↓↓↓
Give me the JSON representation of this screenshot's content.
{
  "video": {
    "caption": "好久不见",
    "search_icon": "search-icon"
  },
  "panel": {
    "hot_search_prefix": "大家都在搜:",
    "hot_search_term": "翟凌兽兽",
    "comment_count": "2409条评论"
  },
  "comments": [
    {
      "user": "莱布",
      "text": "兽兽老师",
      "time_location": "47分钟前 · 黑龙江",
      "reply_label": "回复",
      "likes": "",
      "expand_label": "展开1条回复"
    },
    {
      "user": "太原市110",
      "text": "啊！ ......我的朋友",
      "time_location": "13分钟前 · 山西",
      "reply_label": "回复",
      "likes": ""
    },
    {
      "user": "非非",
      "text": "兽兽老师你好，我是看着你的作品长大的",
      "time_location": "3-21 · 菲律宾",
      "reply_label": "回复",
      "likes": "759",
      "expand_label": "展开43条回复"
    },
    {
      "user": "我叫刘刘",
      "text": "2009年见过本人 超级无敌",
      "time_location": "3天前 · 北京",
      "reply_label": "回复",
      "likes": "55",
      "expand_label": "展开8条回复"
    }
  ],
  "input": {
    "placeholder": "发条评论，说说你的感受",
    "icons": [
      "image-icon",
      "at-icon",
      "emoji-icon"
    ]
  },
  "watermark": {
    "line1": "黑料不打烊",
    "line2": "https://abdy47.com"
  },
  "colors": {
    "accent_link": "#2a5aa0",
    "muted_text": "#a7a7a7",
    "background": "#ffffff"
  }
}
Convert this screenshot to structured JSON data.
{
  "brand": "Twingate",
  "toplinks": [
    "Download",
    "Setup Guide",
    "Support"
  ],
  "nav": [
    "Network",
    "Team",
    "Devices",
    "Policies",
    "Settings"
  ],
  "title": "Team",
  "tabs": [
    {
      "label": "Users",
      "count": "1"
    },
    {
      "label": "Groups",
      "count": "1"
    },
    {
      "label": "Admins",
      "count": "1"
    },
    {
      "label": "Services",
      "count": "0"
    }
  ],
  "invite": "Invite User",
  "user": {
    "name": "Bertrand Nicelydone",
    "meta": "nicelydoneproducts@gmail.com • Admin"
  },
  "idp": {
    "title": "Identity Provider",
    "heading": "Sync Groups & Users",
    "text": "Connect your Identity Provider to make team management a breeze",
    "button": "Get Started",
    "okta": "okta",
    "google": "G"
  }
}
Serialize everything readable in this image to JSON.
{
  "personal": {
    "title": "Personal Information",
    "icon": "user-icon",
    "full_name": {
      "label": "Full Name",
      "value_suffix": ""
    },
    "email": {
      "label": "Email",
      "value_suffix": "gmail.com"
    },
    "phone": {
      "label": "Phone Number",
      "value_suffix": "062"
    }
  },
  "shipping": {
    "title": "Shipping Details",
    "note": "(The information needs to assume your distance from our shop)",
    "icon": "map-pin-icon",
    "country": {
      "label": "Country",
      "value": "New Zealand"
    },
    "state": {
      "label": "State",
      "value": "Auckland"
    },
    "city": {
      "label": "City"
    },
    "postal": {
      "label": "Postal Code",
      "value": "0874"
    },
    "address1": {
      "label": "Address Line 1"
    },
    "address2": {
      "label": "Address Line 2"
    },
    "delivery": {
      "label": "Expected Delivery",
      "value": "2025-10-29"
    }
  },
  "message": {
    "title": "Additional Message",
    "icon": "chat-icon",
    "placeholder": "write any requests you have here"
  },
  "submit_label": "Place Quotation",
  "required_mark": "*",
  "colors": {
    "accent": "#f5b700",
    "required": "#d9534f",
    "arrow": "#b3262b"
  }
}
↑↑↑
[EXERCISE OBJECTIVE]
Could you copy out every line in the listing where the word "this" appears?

[FINISHED EXERCISE]
Give me the JSON representation of this screenshot's content.
Convert this screenshot to structured JSON data.
Serialize everything readable in this image to JSON.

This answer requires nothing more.